It is renowned as the ancient crowning place for the King of Scots, but Scone Palace is set to move into the era of renewable energy.
The palace on the outskirts of Perth has lodged a planning application to have solar panels installed in a bid to move with the times.
Scone Palace has hosted several high profile events in recent years, most notably Rewind Festival and a prime-time TV programme. The palace state this along with hosting the International Medieval Combat Federation’s world championships resulted in 115,000 visitors coming through its gates from April to October last year.
However, while Scone Palace praise these figures as highly laudable, they also stress it is important to find new ways to make the building work for future generations of visitors. And a planning statement lodged by architects JW Souttar on behalf of Scone Palace underlines the difficulties of providing energy for the building in the modern era.
It says: “Modernity also brings with it concerns from an environmental point of view, relating to how much energy that is required to power and heat such a vast, sprawling structure and how the carbon footprint can be reduced.
“It is for these reasons that the applicants wish to provide the palace with a renewable energy source by installing an array of solar panels within the grounds.”
The planning statement highlights how installing the panels should be done using utmost care and sensitivity. And it reveals that they will be located on the site of former tennis courts – now a dilapidated area of the palace.
“Solar panels are normally fixed to the roof but in this instance that was never going to be an option,” the planning statement adds.
“Not only are the former tennis courts tucked away in the most inconspicuous space around the palace, this is also an area of hard-standing that is suitable for setting the panels on to.

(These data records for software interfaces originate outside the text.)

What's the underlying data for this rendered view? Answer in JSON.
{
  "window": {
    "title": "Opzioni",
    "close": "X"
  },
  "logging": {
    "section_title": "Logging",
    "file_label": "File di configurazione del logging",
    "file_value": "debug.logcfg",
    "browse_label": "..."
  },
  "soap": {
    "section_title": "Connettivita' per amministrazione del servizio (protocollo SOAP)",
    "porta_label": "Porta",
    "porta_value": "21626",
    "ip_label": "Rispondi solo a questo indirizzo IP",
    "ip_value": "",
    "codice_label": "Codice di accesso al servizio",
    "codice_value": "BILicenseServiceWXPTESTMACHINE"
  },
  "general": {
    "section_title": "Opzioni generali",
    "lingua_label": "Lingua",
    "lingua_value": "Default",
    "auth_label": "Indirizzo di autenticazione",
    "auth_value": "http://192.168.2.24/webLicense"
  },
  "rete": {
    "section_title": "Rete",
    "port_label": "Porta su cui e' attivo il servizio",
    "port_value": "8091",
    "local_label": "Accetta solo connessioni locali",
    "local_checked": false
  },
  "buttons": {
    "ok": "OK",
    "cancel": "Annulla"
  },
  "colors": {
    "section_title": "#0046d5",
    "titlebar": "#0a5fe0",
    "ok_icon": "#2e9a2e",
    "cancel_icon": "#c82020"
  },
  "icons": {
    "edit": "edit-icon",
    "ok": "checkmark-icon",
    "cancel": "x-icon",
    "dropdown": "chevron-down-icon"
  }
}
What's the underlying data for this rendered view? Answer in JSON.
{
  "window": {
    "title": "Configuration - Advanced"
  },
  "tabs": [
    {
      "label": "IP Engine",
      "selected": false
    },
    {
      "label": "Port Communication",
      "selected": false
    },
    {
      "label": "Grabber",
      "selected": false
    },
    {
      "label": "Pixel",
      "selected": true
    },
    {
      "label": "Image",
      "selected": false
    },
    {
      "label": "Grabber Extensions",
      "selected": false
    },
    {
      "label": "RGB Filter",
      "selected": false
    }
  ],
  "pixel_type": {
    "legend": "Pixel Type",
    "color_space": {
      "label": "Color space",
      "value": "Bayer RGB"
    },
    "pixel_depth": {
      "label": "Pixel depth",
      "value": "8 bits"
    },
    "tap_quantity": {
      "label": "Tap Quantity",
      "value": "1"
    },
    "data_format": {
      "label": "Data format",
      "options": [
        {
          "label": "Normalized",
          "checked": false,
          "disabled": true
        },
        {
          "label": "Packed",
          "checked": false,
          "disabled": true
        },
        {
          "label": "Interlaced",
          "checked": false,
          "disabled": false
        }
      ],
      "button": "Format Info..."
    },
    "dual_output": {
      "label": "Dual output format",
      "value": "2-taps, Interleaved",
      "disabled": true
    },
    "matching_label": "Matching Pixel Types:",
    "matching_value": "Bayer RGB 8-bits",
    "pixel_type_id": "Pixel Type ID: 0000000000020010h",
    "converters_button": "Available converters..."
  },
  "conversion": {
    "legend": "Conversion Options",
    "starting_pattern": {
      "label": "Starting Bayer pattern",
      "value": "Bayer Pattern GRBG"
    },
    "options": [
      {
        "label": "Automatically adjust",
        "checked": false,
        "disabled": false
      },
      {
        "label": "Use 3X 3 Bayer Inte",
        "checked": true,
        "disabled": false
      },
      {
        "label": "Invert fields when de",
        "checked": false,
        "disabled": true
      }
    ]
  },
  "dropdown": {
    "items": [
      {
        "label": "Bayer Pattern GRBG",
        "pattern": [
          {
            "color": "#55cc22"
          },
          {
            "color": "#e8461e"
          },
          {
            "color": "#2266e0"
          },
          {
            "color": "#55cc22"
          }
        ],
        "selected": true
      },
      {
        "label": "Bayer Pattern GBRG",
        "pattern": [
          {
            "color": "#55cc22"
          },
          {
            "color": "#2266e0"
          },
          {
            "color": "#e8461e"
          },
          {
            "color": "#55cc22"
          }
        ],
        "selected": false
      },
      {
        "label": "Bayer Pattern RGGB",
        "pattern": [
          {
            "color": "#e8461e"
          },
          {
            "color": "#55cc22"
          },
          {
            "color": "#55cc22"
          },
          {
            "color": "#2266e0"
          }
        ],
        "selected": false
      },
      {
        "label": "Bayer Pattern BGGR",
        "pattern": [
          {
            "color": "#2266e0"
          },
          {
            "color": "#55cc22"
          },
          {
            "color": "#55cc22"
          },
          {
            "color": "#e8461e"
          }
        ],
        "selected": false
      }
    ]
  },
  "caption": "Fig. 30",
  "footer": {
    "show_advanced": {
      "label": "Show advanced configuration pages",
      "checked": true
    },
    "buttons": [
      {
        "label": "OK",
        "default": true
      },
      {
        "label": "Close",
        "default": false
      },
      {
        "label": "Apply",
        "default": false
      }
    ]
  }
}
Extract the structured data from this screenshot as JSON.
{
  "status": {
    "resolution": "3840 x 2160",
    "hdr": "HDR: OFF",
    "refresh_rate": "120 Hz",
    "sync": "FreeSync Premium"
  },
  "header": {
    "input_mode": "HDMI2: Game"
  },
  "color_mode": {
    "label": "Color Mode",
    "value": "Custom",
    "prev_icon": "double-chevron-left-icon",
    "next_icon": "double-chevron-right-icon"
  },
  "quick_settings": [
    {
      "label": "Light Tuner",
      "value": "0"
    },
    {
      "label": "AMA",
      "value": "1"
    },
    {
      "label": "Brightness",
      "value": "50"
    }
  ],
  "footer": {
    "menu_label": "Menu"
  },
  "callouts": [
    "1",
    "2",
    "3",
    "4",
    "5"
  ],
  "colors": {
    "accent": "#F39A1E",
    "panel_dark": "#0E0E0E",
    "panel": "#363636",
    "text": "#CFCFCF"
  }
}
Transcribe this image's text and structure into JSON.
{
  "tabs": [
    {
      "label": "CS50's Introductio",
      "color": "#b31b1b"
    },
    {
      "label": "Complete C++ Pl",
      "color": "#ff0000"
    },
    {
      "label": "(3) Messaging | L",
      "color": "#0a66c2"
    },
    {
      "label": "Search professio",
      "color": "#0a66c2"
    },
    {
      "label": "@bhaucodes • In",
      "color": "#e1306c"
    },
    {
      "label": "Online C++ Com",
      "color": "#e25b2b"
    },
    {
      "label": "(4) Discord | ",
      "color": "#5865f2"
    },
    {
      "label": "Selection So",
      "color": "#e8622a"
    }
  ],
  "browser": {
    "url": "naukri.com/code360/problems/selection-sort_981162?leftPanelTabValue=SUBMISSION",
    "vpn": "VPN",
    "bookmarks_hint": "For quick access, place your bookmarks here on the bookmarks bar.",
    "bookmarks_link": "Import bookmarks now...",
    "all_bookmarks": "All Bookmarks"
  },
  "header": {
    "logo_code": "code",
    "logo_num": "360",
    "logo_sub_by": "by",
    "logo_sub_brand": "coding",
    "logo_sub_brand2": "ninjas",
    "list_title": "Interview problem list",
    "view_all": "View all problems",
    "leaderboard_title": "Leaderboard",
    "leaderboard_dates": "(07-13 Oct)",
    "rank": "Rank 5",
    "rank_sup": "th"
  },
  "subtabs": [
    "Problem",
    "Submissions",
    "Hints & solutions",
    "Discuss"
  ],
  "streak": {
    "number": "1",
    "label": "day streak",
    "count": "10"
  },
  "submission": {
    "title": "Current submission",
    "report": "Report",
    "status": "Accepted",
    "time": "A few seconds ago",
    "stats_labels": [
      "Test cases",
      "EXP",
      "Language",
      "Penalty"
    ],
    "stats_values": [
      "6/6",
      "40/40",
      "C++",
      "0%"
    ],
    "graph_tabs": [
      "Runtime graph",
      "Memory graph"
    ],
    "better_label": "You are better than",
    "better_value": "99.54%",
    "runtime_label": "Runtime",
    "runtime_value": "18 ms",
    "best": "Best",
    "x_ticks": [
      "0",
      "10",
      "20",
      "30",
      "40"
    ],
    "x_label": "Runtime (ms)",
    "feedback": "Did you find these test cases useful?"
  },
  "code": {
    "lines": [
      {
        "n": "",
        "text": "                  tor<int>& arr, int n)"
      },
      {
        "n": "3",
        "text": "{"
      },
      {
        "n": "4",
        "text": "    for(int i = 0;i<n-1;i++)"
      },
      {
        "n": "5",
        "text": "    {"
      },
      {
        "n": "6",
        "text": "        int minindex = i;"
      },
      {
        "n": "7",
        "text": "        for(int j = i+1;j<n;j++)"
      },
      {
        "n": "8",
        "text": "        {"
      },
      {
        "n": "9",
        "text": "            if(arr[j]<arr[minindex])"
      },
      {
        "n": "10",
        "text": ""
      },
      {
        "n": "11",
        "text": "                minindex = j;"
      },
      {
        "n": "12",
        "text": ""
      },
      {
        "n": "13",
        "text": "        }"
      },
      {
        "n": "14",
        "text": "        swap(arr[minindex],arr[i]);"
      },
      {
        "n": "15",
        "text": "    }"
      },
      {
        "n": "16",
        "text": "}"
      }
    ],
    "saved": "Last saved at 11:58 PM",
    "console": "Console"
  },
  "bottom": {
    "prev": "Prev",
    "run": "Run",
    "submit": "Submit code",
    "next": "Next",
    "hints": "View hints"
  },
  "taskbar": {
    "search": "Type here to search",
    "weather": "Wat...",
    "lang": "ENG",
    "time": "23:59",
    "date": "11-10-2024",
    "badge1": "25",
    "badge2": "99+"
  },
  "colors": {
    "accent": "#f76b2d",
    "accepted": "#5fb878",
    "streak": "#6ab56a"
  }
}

“The installation will help make one of the country’s most historic and important buildings more self-sufficient as we move into the a new era of renewable energy. It is vital that buildings such as this remain viable, and to the extent that it is possible, move with the times in a sustainable manner.”